Cast: Richard Dean Anderson, Michael Shanks, Amanda Tapping, Christopher Judge, Don S. Davis, Jay Acovone, Peter Williams, Alexis Cruz, Vaitiere Bandera
Director: Mario Azzopardi
Release Date: July 21, 2009
Rating: Not Rated for (suitable for television audiences)
Run Time: 01h:32m:00s
Genre(s): science fiction, television, adventure, action
"Unless we want to give ourselves a really bad reputation, I just think we should avoid shooting the first people we meet on a new planet." - Daniel Jackson (Michael Shanks)
This updated version includes significant edits, improved effects and a brand-new score to deliver a better experience. If you're a casual viewer, however, I'd stick with the full seasons.
Movie Grade: B+
DVD Grade: B-
Stargate SG-1 aired for 10 seasons and is currently the longest-running sci-fi series in American television history. Premiering in 1997 with the two-hour pilot Children of the Gods, it built a devoted following and spawned two spin-offs. Twelve years later, Co-creator Brad Wright has returned to the beginning and delivered a žFinal CutÓ of the original episode. This updated version includes significant edits, improved effects and a brand-new score to deliver a better experience.
Directed by Roland Emmerich, the 1994 Stargate film received a mixed response from critics but drew a surprisingly large audience. Kurt Russell and James Spader starred as Colonel Jack O'Neill and Dr. Daniel Jackson in an ambitious story dominated by impressive visuals. There were some flat, hokey moments, but the adventure plot attracted many fans. The premise of a Stargate leading to another planet was unique and seemed perfect for a television series. Showtime commissioned Wright and Jonathan Glassner to adapt the movie into a weekly show. MacGyver's Richard Dean Anderson and the lesser-known Michael Shanks replaced Russell and Spader in the lead roles. The other stars were Amanda Tapping as Colonel Samantha Carter, Christopher Judge as Teal'c and Twin Peaks' Don S. Davis as General Hammond. This core group of likable actors would drive SG-1's success for a majority of its lengthy run.

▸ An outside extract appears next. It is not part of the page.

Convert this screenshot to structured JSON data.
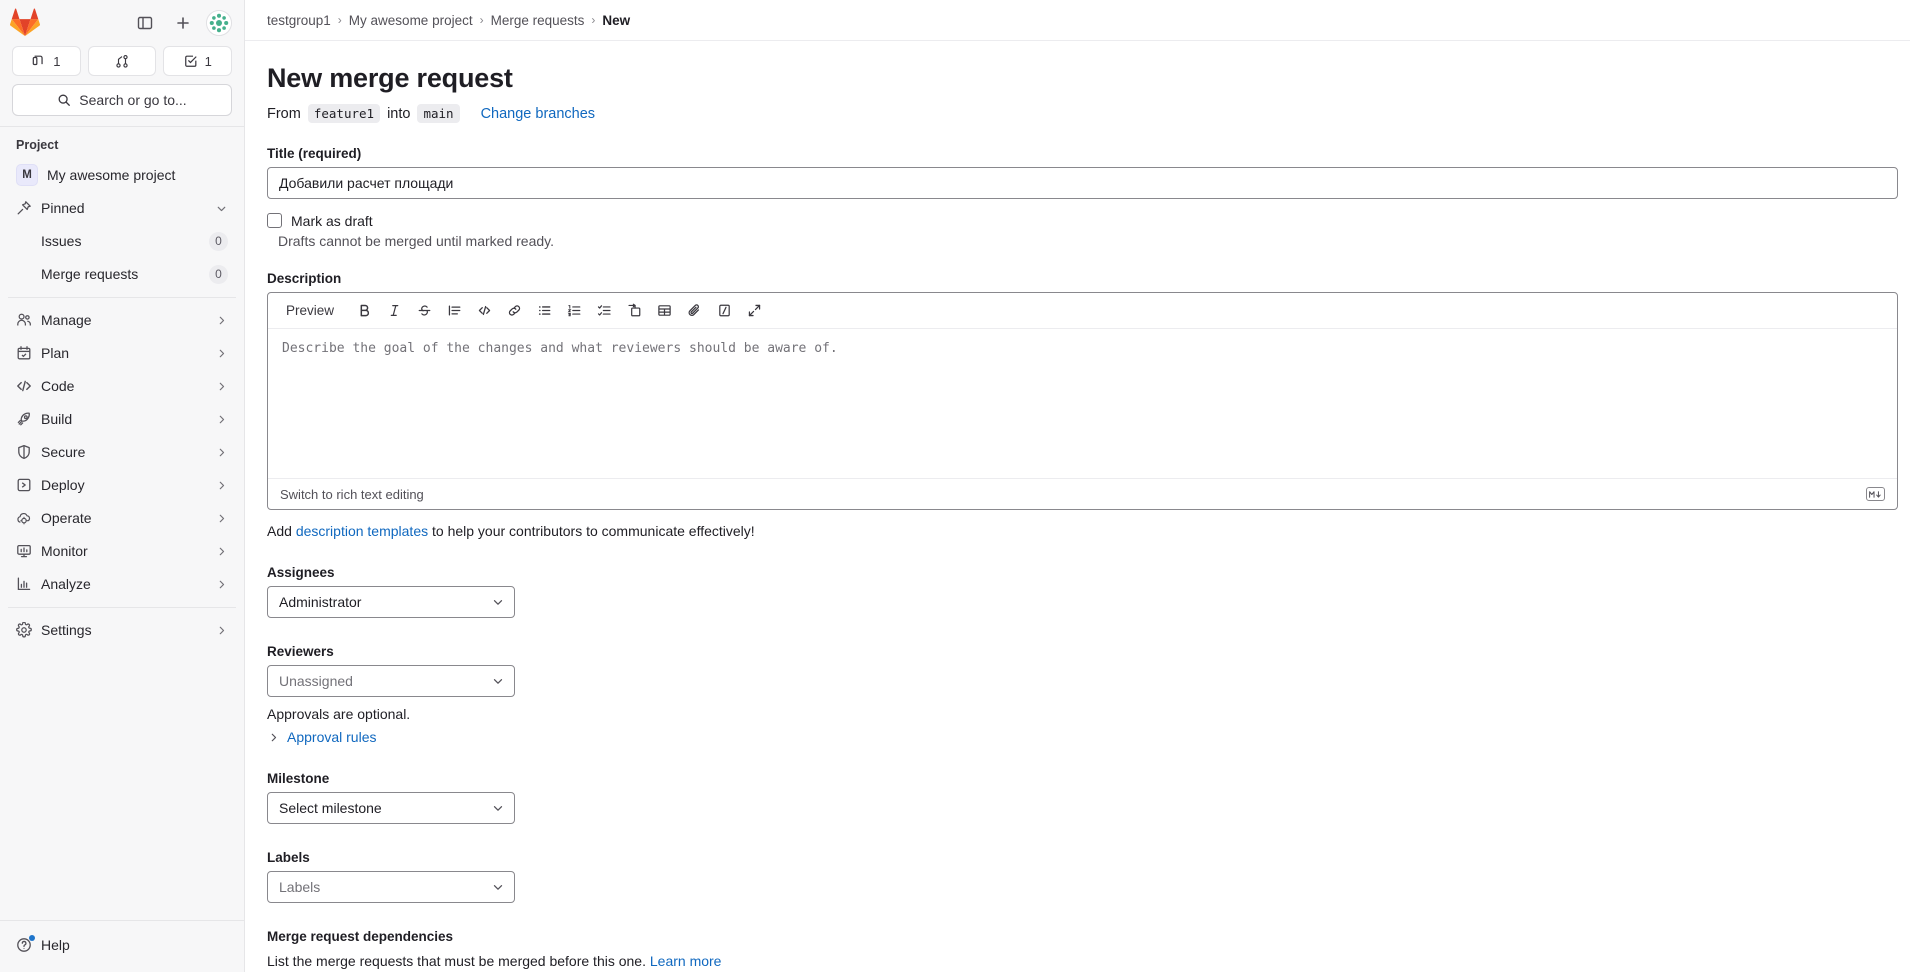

In its original form, Children of the Gods effectively bridges the film with the series and uses some inventive plot devices to expand the scope. Anderson's a natural as O'Neill, and the other major stars show promising chemistry. But there were some awkward moments, particularly involving some key introductions and unsuccessful supporting roles. The visual effects were fine for 1997, but they paled in comparison to images seen in subsequent years. Finally, many scenes in the lair of the villainous Apophis (Peter Williams) cross into ridiculous territory. Considered as the first episode of an ongoing story, though, it's a worthy introduction to the characters and environment.
This žFinal CutÓ includes countless small changes that are barely noticeable, but there are some major edits. If you're concerned with spoilers regarding these updates, it might be worth skipping down to discussion of the extras. One surprising change is the complete re-recording of Judge's lines for Teal'c. His voice was less confident originally and differed from the tone of his series work. We also see more of Teal'c in this edit to make his change of heart more understandable. Another big change is the removal of some cringe-inducing lines from Tapping in Carter's first scene. It's an improved moment, but there's only so much you can do with awkward footage. This episode also offers the only nude scenes in the entire show, so their removal wasn't a major surprise.

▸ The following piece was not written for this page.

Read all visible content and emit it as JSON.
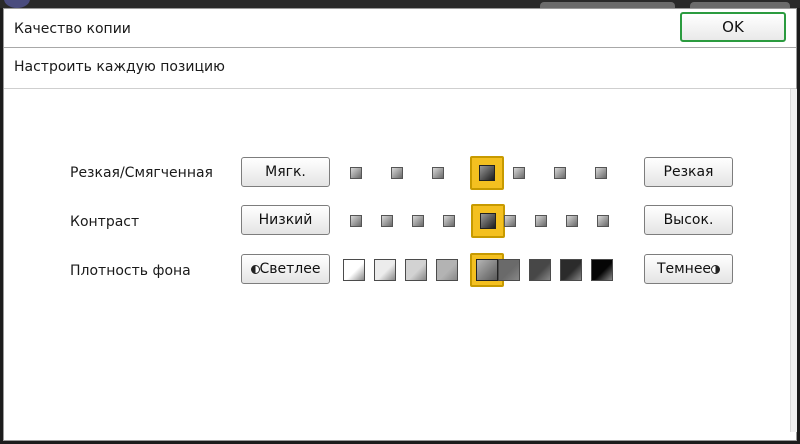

The improved Stargate effects are a subtle change but pay huge dividends in enhancing its grandeur. Another plus is a second Death Glider during the final chase to craft a more exciting sequence. The only downside is the new pyramid shot, which moves too far into obvious CGI territory. Visual Effects Supervisor Michelle Comens deserves serious praise for creating plenty of great effects, even if there are a few missteps. And I can't say enough good things about Joel Goldsmith's new score, which is eons better than the original music.
This release just includes two extrasůa commentary with Anderson and Wright and the featurette Back to the Beginning. The discussion is mostly scene-specific and should interest viewers wanting to know more about the changes. Anderson keeps everything light, which makes for an enjoyable but not very informational track. The other piece gives a quick look at the edits via interviews with Wright and Comens. They provide interesting details, but this feature should have at least been twice as long. It's disappointing to not see extras chronicling the episode's production or at least interviews with the other cast members. This omission makes it harder for me to give a strong recommendation.

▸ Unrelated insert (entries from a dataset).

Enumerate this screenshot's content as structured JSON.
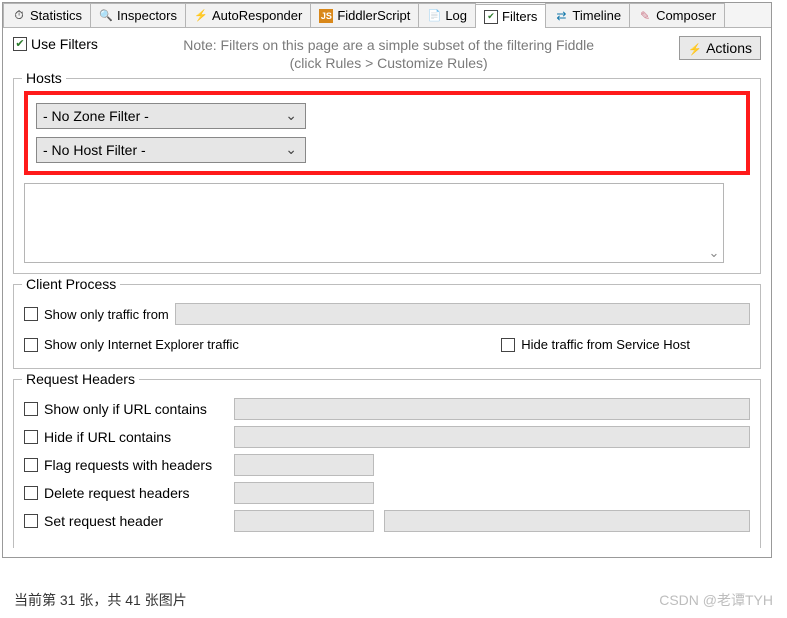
{
  "tabs": {
    "statistics": "Statistics",
    "inspectors": "Inspectors",
    "autoresponder": "AutoResponder",
    "fiddlerscript": "FiddlerScript",
    "log": "Log",
    "filters": "Filters",
    "timeline": "Timeline",
    "composer": "Composer"
  },
  "top": {
    "use_filters": "Use Filters",
    "note_line1": "Note: Filters on this page are a simple subset of the filtering Fiddle",
    "note_line2": "(click Rules > Customize Rules)",
    "actions": "Actions"
  },
  "hosts": {
    "legend": "Hosts",
    "zone_filter": "- No Zone Filter -",
    "host_filter": "- No Host Filter -"
  },
  "client_process": {
    "legend": "Client Process",
    "show_only_from": "Show only traffic from",
    "show_only_ie": "Show only Internet Explorer traffic",
    "hide_service_host": "Hide traffic from Service Host"
  },
  "request_headers": {
    "legend": "Request Headers",
    "show_if_url": "Show only if URL contains",
    "hide_if_url": "Hide if URL contains",
    "flag_with_headers": "Flag requests with headers",
    "delete_headers": "Delete request headers",
    "set_header": "Set request header"
  },
  "footer": "当前第 31 张，共 41 张图片",
  "watermark": "CSDN @老谭TYH"
}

So is Children of the Gods: The Final Cut worth buying? The answer depends on your interest in Stargate SG-1. If you're a die-hard fan, buying this new version is a no-brainer. The changes are significant enough to warrant double-dipping. If you're a casual viewer, however, I'd stick with the full seasons. I appreciate this different look at an old favorite but think a rental is the best choice for many fans.
Posted by: Dan Heaton - July 31, 2009, 7:20 pm - DVD Review
Keywords: stargate, richard dean anderson, sg-1, pilot